## TASK TO CARRY OUT
Look through the material below and return every line that contains "JSON".

[RECORDS FOR THE EXERCISE — start]

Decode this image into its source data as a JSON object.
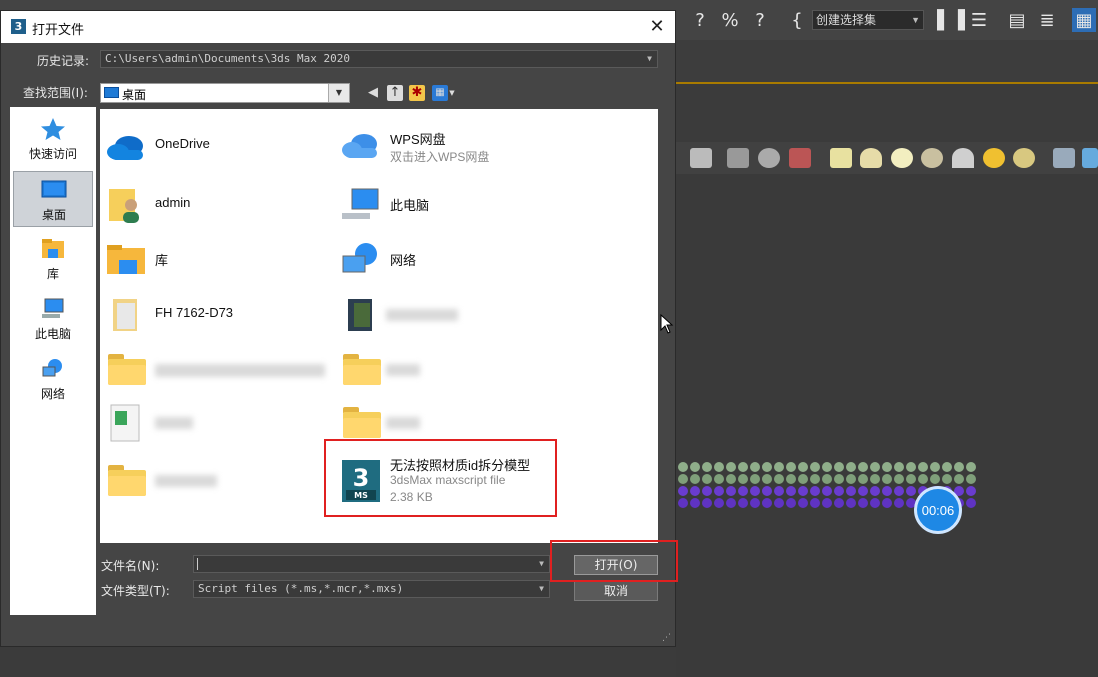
{
  "app": {
    "selection_set_placeholder": "创建选择集",
    "timer": "00:06"
  },
  "dialog": {
    "title": "打开文件",
    "close_glyph": "✕",
    "history_label": "历史记录:",
    "history_value": "C:\\Users\\admin\\Documents\\3ds Max 2020",
    "look_in_label": "查找范围(I):",
    "look_in_value": "桌面"
  },
  "places": [
    {
      "label": "快速访问",
      "icon": "star-icon"
    },
    {
      "label": "桌面",
      "icon": "desktop-icon",
      "active": true
    },
    {
      "label": "库",
      "icon": "library-icon"
    },
    {
      "label": "此电脑",
      "icon": "computer-icon"
    },
    {
      "label": "网络",
      "icon": "network-icon"
    }
  ],
  "files": {
    "onedrive": {
      "name": "OneDrive"
    },
    "wps": {
      "name": "WPS网盘",
      "sub": "双击进入WPS网盘"
    },
    "admin": {
      "name": "admin"
    },
    "thispc": {
      "name": "此电脑"
    },
    "library": {
      "name": "库"
    },
    "network": {
      "name": "网络"
    },
    "fh": {
      "name": "FH 7162-D73"
    },
    "script": {
      "name": "无法按照材质id拆分模型",
      "type": "3dsMax maxscript file",
      "size": "2.38 KB"
    }
  },
  "bottom": {
    "filename_label": "文件名(N):",
    "filename_value": "",
    "filetype_label": "文件类型(T):",
    "filetype_value": "Script files (*.ms,*.mcr,*.mxs)",
    "open_button": "打开(O)",
    "cancel_button": "取消"
  },
  "colors": {
    "highlight": "#e02020",
    "dialog_bg": "#454545",
    "app_bg": "#3b3b3b"
  }
}
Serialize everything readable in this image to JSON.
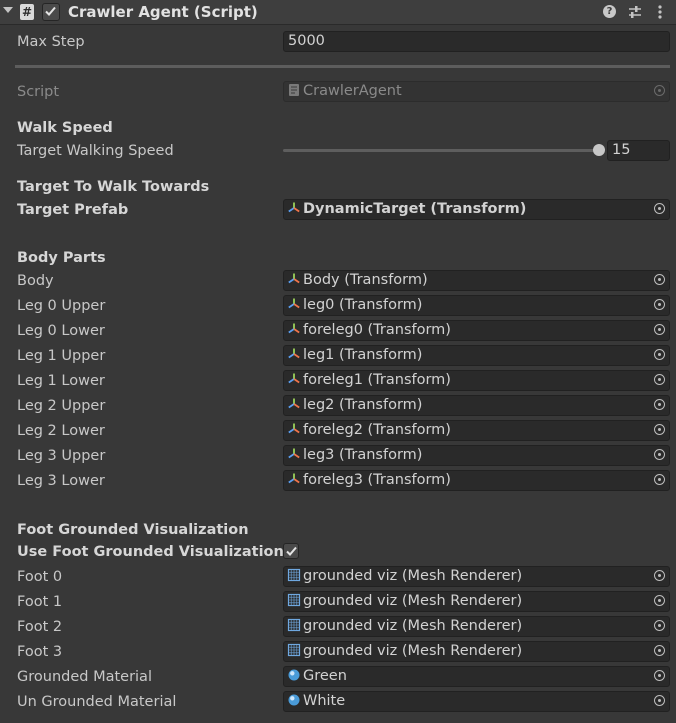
{
  "component": {
    "title": "Crawler Agent (Script)",
    "enabled": true,
    "icon": "script-icon"
  },
  "max_step": {
    "label": "Max Step",
    "value": "5000"
  },
  "script": {
    "label": "Script",
    "value": "CrawlerAgent"
  },
  "walk_speed": {
    "header": "Walk Speed",
    "label": "Target Walking Speed",
    "value": "15",
    "slider_fraction": 1.0
  },
  "target": {
    "header": "Target To Walk Towards",
    "label": "Target Prefab",
    "value": "DynamicTarget (Transform)"
  },
  "body_parts": {
    "header": "Body Parts",
    "rows": [
      {
        "label": "Body",
        "value": "Body (Transform)"
      },
      {
        "label": "Leg 0 Upper",
        "value": "leg0 (Transform)"
      },
      {
        "label": "Leg 0 Lower",
        "value": "foreleg0 (Transform)"
      },
      {
        "label": "Leg 1 Upper",
        "value": "leg1 (Transform)"
      },
      {
        "label": "Leg 1 Lower",
        "value": "foreleg1 (Transform)"
      },
      {
        "label": "Leg 2 Upper",
        "value": "leg2 (Transform)"
      },
      {
        "label": "Leg 2 Lower",
        "value": "foreleg2 (Transform)"
      },
      {
        "label": "Leg 3 Upper",
        "value": "leg3 (Transform)"
      },
      {
        "label": "Leg 3 Lower",
        "value": "foreleg3 (Transform)"
      }
    ]
  },
  "foot_viz": {
    "header": "Foot Grounded Visualization",
    "toggle_label": "Use Foot Grounded Visualization",
    "toggle_checked": true,
    "feet": [
      {
        "label": "Foot 0",
        "value": "grounded viz (Mesh Renderer)"
      },
      {
        "label": "Foot 1",
        "value": "grounded viz (Mesh Renderer)"
      },
      {
        "label": "Foot 2",
        "value": "grounded viz (Mesh Renderer)"
      },
      {
        "label": "Foot 3",
        "value": "grounded viz (Mesh Renderer)"
      }
    ],
    "materials": [
      {
        "label": "Grounded Material",
        "value": "Green"
      },
      {
        "label": "Un Grounded Material",
        "value": "White"
      }
    ]
  },
  "colors": {
    "background": "#383838",
    "field": "#2a2a2a",
    "text": "#d2d2d2"
  }
}
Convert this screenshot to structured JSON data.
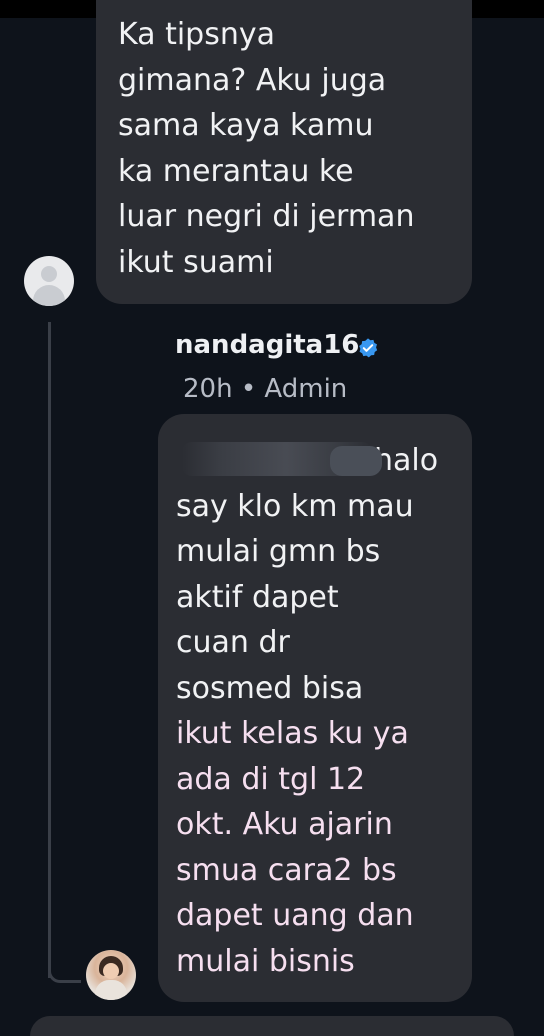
{
  "comment_1": {
    "lines": [
      "Ka tipsnya",
      "gimana? Aku juga",
      "sama kaya kamu",
      "ka merantau ke",
      "luar negri di jerman",
      "ikut suami"
    ]
  },
  "reply": {
    "author": "nandagita16",
    "meta": "20h • Admin",
    "lines": [
      "halo",
      "say klo km mau",
      "mulai gmn bs",
      "aktif dapet",
      "cuan dr",
      "sosmed bisa",
      "ikut kelas ku ya",
      "ada di tgl 12",
      "okt. Aku ajarin",
      "smua cara2 bs",
      "dapet uang dan",
      "mulai bisnis"
    ]
  },
  "colors": {
    "background": "#0e131b",
    "bubble": "#2b2d33",
    "verified": "#3897f0"
  },
  "icons": {
    "verified": "verified-badge-icon",
    "placeholder_avatar": "default-avatar-icon"
  }
}
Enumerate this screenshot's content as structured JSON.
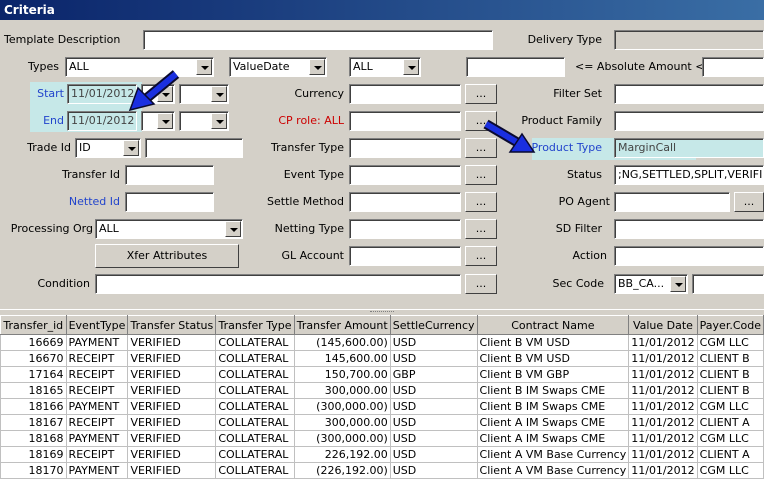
{
  "window": {
    "title": "Criteria"
  },
  "labels": {
    "template_description": "Template Description",
    "delivery_type": "Delivery Type",
    "types": "Types",
    "abs_amount": "<= Absolute Amount <=",
    "start": "Start",
    "end": "End",
    "currency": "Currency",
    "filter_set": "Filter Set",
    "cp_role": "CP role: ALL",
    "product_family": "Product Family",
    "trade_id": "Trade Id",
    "transfer_type": "Transfer Type",
    "product_type": "Product Type",
    "transfer_id": "Transfer Id",
    "event_type": "Event Type",
    "status": "Status",
    "netted_id": "Netted Id",
    "settle_method": "Settle Method",
    "po_agent": "PO Agent",
    "processing_org": "Processing Org",
    "netting_type": "Netting Type",
    "sd_filter": "SD Filter",
    "gl_account": "GL Account",
    "action": "Action",
    "condition": "Condition",
    "sec_code": "Sec Code"
  },
  "values": {
    "types": "ALL",
    "value_date": "ValueDate",
    "all2": "ALL",
    "start_date": "11/01/2012",
    "end_date": "11/01/2012",
    "trade_id": "ID",
    "processing_org": "ALL",
    "product_type": "MarginCall",
    "status": ";NG,SETTLED,SPLIT,VERIFIED",
    "sec_code": "BB_CA..."
  },
  "buttons": {
    "ellipsis": "...",
    "xfer_attributes": "Xfer Attributes"
  },
  "table": {
    "columns": [
      "Transfer_id",
      "EventType",
      "Transfer Status",
      "Transfer Type",
      "Transfer Amount",
      "SettleCurrency",
      "Contract Name",
      "Value Date",
      "Payer.Code"
    ],
    "rows": [
      [
        "16669",
        "PAYMENT",
        "VERIFIED",
        "COLLATERAL",
        "(145,600.00)",
        "USD",
        "Client B VM USD",
        "11/01/2012",
        "CGM LLC"
      ],
      [
        "16670",
        "RECEIPT",
        "VERIFIED",
        "COLLATERAL",
        "145,600.00",
        "USD",
        "Client B VM USD",
        "11/01/2012",
        "CLIENT B"
      ],
      [
        "17164",
        "RECEIPT",
        "VERIFIED",
        "COLLATERAL",
        "150,700.00",
        "GBP",
        "Client B VM GBP",
        "11/01/2012",
        "CLIENT B"
      ],
      [
        "18165",
        "RECEIPT",
        "VERIFIED",
        "COLLATERAL",
        "300,000.00",
        "USD",
        "Client B IM Swaps CME",
        "11/01/2012",
        "CLIENT B"
      ],
      [
        "18166",
        "PAYMENT",
        "VERIFIED",
        "COLLATERAL",
        "(300,000.00)",
        "USD",
        "Client B IM Swaps CME",
        "11/01/2012",
        "CGM LLC"
      ],
      [
        "18167",
        "RECEIPT",
        "VERIFIED",
        "COLLATERAL",
        "300,000.00",
        "USD",
        "Client A IM Swaps CME",
        "11/01/2012",
        "CLIENT A"
      ],
      [
        "18168",
        "PAYMENT",
        "VERIFIED",
        "COLLATERAL",
        "(300,000.00)",
        "USD",
        "Client A IM Swaps CME",
        "11/01/2012",
        "CGM LLC"
      ],
      [
        "18169",
        "RECEIPT",
        "VERIFIED",
        "COLLATERAL",
        "226,192.00",
        "USD",
        "Client A VM Base Currency",
        "11/01/2012",
        "CLIENT A"
      ],
      [
        "18170",
        "PAYMENT",
        "VERIFIED",
        "COLLATERAL",
        "(226,192.00)",
        "USD",
        "Client A VM Base Currency",
        "11/01/2012",
        "CGM LLC"
      ]
    ]
  },
  "colors": {
    "highlight": "#c6e8e8",
    "label_blue": "#2244cc",
    "label_red": "#cc0000",
    "arrow": "#1a2fe0"
  }
}
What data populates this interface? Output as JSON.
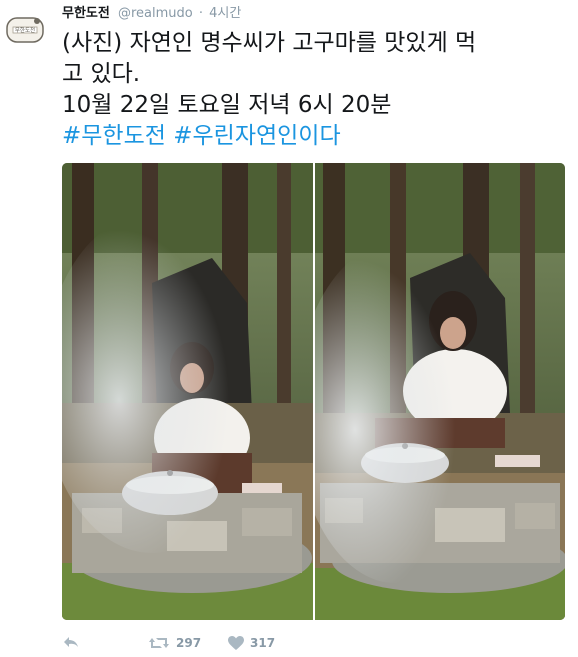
{
  "tweet": {
    "display_name": "무한도전",
    "handle": "@realmudo",
    "separator": "·",
    "timestamp": "4시간",
    "text_lines": [
      "(사진) 자연인 명수씨가 고구마를 맛있게 먹",
      "고 있다.",
      "10월 22일 토요일 저녁 6시 20분"
    ],
    "hashtags": [
      "#무한도전",
      "#우린자연인이다"
    ],
    "avatar_text": "무한도전",
    "retweet_count": "297",
    "like_count": "317"
  },
  "icons": {
    "reply": "reply-icon",
    "retweet": "retweet-icon",
    "like": "heart-icon"
  },
  "colors": {
    "link": "#1b95e0",
    "meta": "#8899a6",
    "text": "#14171a"
  }
}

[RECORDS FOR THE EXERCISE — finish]

## RESULT
Decode this image into its source data as a JSON object.
Serialize everything readable in this image to JSON.
Convert this screenshot to structured JSON data.
Enumerate this screenshot's content as structured JSON.
What data populates this interface? Output as JSON.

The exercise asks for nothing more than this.